Having spent many years working in customer service before starting my career as a therapist, I have long been aware of the idea of turning complaints into requests, or as it was usually put, into opportunities to build relationships. Essentially, by responding to a customer’s complaint with understanding and actively seeking out a solution you turn that interaction around. They go from having a negative experience to having one that they will be glad to report to their friends and family while singing your praises.
What does this have to do with relationships? I would argue that just as a complaint from a customer is actually a request in disguise, the same holds true for relationships. Whether the parties involved are friends, relatives, or lovers when someone is complaining about YOU what they are really doing is making a request. Of course, when someone is complaining about you the likelihood that you will hear their complaint as a request is pretty minimal. Instead, you’re more likely to feel attacked and either counterattack that person or retreat (physically or emotionally) to avoid their “attack”.
But, I hear you saying, she ALWAYS leaves her toenail clippings on the bathroom counter and she knows I hate that. Don’t I have the right to complain?! Well, sure. It’s perfectly understandable that we become irritated with others from time to time because of things they do that annoy us. But ask yourself this, do you want the person to know that you’re annoyed or do you want them to behave differently? If you want them to become recalcitrant and you want them to remind you about the things that you do which annoy them, then by all means complain away. If you want them to listen to what you’re saying and entertain your point of view, then you will fare much better making a request.
Does that mean I can never complain about anything, you might wonder? There’s a song from the 1960’s by The Byrds called “Turn! Turn! Turn!” and it says that there is a time for everything. If your boss really got under your skin today and you would like to complain about it to your partner I think that is a wonderful idea. Relationships are supposed to be buffers from stress and one of the ways it works is your partner provides a safe place to share your frustration. However, if your partner does something that bothers you, instead of complaining, take a moment and rephrase the complaint in your mind as a request and then present the request to your partner. I think that you will find they are much more receptive to your request than they will be to a complaint. This doesn’t just apply to your partner however; this applies to anyone in your life that you have a relationship with.

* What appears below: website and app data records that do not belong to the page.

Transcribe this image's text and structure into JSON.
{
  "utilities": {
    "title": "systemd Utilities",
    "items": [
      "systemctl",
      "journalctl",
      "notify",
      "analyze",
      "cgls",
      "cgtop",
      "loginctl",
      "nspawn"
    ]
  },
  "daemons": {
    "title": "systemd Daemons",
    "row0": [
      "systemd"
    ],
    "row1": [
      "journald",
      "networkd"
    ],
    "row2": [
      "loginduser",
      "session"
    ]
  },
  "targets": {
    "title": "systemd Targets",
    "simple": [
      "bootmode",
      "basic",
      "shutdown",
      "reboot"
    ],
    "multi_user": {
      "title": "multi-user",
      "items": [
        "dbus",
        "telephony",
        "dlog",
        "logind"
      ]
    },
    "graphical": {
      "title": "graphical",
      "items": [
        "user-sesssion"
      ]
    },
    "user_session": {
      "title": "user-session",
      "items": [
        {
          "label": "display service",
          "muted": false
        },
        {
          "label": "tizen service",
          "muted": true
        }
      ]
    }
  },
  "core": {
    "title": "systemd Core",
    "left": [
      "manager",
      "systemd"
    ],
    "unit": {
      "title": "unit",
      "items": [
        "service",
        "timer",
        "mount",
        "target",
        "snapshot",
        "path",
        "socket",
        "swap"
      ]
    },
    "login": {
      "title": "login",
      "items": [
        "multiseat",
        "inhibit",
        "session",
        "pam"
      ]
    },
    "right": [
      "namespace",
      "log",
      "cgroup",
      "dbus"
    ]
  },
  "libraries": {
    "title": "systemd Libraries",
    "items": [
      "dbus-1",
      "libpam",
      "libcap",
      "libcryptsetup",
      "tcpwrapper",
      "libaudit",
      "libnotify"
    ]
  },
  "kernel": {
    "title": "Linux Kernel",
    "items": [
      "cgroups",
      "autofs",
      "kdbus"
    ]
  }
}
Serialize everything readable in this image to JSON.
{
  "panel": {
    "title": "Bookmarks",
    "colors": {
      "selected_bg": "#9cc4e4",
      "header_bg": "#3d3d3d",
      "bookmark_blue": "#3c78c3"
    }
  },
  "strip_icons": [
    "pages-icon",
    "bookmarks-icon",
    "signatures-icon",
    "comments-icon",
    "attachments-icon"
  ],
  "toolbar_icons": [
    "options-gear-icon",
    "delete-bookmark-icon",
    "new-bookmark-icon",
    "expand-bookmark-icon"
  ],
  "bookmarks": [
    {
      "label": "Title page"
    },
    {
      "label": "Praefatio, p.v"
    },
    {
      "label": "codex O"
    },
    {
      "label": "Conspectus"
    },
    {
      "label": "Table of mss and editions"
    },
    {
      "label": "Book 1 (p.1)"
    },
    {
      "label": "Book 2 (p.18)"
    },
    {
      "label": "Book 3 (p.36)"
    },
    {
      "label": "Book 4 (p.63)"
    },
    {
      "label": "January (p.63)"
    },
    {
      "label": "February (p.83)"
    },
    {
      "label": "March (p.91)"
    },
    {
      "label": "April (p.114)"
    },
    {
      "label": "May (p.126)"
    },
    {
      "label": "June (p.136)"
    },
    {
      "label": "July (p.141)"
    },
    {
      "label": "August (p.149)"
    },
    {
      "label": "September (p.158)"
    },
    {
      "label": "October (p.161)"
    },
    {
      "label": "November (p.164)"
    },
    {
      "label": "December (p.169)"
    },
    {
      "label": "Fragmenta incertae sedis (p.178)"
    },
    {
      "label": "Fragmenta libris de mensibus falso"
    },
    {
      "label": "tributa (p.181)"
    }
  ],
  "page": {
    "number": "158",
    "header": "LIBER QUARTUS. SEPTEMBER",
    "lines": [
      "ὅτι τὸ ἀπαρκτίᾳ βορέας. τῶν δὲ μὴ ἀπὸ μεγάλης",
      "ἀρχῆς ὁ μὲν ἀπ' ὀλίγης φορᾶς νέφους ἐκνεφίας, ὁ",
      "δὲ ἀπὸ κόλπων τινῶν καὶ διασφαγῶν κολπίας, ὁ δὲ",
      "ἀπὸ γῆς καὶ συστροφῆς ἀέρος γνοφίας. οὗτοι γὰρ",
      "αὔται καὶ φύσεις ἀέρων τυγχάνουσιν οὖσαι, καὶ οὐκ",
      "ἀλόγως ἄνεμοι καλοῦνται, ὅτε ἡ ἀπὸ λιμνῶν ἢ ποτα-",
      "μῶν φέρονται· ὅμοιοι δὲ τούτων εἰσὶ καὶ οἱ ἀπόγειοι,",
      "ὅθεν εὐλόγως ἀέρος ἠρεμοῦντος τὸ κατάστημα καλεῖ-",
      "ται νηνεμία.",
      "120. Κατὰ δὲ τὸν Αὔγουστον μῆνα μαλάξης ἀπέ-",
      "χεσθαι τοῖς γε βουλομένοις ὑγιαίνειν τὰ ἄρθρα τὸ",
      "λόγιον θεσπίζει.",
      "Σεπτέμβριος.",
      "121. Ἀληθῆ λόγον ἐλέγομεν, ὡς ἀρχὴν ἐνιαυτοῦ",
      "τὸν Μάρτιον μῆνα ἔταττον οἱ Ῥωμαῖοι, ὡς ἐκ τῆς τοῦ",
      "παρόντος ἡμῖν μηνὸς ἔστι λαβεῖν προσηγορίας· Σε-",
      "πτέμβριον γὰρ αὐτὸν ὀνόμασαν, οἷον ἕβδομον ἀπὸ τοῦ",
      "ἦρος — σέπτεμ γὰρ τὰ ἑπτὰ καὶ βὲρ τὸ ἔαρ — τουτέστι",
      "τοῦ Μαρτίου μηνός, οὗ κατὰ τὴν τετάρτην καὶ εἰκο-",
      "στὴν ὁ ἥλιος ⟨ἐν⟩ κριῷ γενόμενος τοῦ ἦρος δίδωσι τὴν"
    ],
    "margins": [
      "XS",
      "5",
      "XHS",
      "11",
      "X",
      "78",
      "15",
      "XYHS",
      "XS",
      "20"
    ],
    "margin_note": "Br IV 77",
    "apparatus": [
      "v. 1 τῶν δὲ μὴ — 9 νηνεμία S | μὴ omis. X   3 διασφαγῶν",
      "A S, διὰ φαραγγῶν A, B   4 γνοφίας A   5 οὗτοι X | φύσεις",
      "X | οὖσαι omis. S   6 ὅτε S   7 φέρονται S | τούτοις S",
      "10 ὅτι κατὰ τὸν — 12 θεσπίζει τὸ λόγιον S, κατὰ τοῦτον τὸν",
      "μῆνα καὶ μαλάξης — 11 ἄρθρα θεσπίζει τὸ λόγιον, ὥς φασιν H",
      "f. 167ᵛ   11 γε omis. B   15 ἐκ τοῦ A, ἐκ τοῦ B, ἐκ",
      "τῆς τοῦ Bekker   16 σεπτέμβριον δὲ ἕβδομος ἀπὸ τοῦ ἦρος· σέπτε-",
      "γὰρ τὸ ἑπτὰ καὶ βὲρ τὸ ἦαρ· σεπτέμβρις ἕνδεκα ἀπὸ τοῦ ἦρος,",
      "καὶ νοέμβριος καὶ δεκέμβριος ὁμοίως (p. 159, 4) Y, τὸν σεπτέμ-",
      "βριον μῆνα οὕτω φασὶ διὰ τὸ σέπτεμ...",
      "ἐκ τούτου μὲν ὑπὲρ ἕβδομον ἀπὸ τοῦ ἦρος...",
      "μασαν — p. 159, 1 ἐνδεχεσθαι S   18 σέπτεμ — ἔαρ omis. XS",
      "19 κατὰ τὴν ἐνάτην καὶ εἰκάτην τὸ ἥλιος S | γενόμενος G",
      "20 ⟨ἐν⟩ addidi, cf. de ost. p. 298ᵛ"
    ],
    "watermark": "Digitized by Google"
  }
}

What about on the other end of things? If your partner is complaining about something that you have done, can you pause and try to figure out what the request is behind their complaint? This can be a difficult task but doing so might stave off conflict and help build your relationship. First, you’ll need to ignore that gut reaction which tells you to point out what they have done that you don’t like, thereby launching your own complaint right back at them. Or maybe for you in that moment you just want to tune them out and get away from the situation. Either response does not address the underlying issue and leads your partner to feel that they have gone unheard. Instead, acknowledge what your partner has said by rephrasing and checking that you understand what they meant. Notice, you are not necessarily saying that you agree at this point, you are simply checking that you have understood. Next, ask your partner what they would like you to do differently. Again, repeat back to them what they have said and make sure that your understanding matches their intention. From here you can either agree to try and fill your partners request, or you can discuss your thoughts and feelings about the request if you do not fully agree. Whatever the outcome, I’m sure you can see how this will leave both people feeling much better than doing things the old way of complaining, having an argument, then not speaking about it until it comes up again as a complaint.
For more information about turning complaints into requests click here.
If you would like to work on improving your relationships give me a call at (706) 534-8558 or e-mail me at Aaron@ca4wellbeing.com to discuss setting up an initial appointment.